▶ [DATA FOR THIS TASK]
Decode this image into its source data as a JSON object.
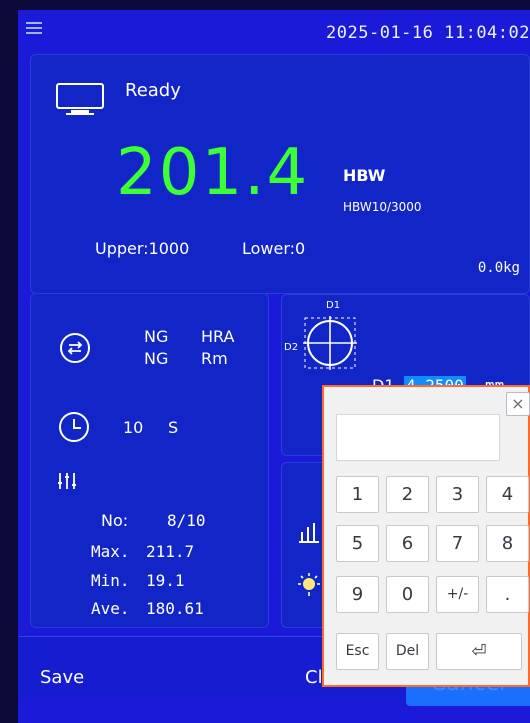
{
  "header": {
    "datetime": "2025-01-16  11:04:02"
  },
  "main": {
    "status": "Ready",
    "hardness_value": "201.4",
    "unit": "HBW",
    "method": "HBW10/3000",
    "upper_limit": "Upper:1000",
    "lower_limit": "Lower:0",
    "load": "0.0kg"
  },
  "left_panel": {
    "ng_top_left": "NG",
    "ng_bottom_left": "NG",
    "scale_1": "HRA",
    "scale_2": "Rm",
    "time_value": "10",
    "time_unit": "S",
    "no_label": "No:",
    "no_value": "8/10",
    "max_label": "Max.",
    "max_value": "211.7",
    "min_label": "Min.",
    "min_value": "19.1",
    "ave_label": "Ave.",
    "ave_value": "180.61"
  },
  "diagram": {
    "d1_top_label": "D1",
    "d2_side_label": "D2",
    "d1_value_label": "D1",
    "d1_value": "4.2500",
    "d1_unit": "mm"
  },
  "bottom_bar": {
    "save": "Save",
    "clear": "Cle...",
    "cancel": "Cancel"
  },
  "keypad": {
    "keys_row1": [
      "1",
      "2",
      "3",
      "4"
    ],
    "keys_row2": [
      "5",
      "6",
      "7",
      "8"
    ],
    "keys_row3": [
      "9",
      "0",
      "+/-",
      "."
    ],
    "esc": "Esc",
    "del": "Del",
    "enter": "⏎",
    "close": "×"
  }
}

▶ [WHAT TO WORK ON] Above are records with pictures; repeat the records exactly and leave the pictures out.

▶ [OUTPUT OF THE EXERCISE]
Decode this image into its source data as a JSON object.
{
  "header": {
    "datetime": "2025-01-16  11:04:02"
  },
  "main": {
    "status": "Ready",
    "hardness_value": "201.4",
    "unit": "HBW",
    "method": "HBW10/3000",
    "upper_limit": "Upper:1000",
    "lower_limit": "Lower:0",
    "load": "0.0kg"
  },
  "left_panel": {
    "ng_top_left": "NG",
    "ng_bottom_left": "NG",
    "scale_1": "HRA",
    "scale_2": "Rm",
    "time_value": "10",
    "time_unit": "S",
    "no_label": "No:",
    "no_value": "8/10",
    "max_label": "Max.",
    "max_value": "211.7",
    "min_label": "Min.",
    "min_value": "19.1",
    "ave_label": "Ave.",
    "ave_value": "180.61"
  },
  "diagram": {
    "d1_top_label": "D1",
    "d2_side_label": "D2",
    "d1_value_label": "D1",
    "d1_value": "4.2500",
    "d1_unit": "mm"
  },
  "bottom_bar": {
    "save": "Save",
    "clear": "Cle...",
    "cancel": "Cancel"
  },
  "keypad": {
    "keys_row1": [
      "1",
      "2",
      "3",
      "4"
    ],
    "keys_row2": [
      "5",
      "6",
      "7",
      "8"
    ],
    "keys_row3": [
      "9",
      "0",
      "+/-",
      "."
    ],
    "esc": "Esc",
    "del": "Del",
    "enter": "⏎",
    "close": "×"
  }
}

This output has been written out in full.